DATA FOR THIS TASK:
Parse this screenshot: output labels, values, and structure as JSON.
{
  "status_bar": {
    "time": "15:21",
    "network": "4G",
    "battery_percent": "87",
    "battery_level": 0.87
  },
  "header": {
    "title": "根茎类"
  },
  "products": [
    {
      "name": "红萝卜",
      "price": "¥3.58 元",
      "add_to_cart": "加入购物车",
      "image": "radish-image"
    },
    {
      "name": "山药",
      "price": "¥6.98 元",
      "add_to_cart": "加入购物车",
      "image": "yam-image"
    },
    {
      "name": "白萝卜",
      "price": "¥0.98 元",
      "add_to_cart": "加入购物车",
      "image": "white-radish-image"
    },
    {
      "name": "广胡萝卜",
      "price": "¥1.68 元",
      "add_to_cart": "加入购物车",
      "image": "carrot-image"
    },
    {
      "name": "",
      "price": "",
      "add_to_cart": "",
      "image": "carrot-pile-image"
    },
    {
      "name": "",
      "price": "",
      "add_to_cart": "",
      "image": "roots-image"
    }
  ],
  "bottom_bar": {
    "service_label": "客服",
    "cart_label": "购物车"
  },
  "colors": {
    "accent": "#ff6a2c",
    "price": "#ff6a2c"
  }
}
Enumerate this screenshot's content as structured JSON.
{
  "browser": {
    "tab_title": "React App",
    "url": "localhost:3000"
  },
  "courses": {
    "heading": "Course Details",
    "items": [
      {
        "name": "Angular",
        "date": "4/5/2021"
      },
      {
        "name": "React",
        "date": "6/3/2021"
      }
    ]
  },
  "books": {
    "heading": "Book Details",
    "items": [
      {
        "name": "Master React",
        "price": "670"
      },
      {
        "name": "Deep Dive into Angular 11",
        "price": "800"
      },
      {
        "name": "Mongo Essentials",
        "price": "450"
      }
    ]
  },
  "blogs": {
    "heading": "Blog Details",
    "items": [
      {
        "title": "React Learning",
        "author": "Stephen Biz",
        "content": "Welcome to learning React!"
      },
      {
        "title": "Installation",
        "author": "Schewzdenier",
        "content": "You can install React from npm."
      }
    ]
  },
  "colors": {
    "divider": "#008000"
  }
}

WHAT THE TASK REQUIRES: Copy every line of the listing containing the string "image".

WRITTEN ANSWER:
      "image": "radish-image"
      "image": "yam-image"
      "image": "white-radish-image"
      "image": "carrot-image"
      "image": "carrot-pile-image"
      "image": "roots-image"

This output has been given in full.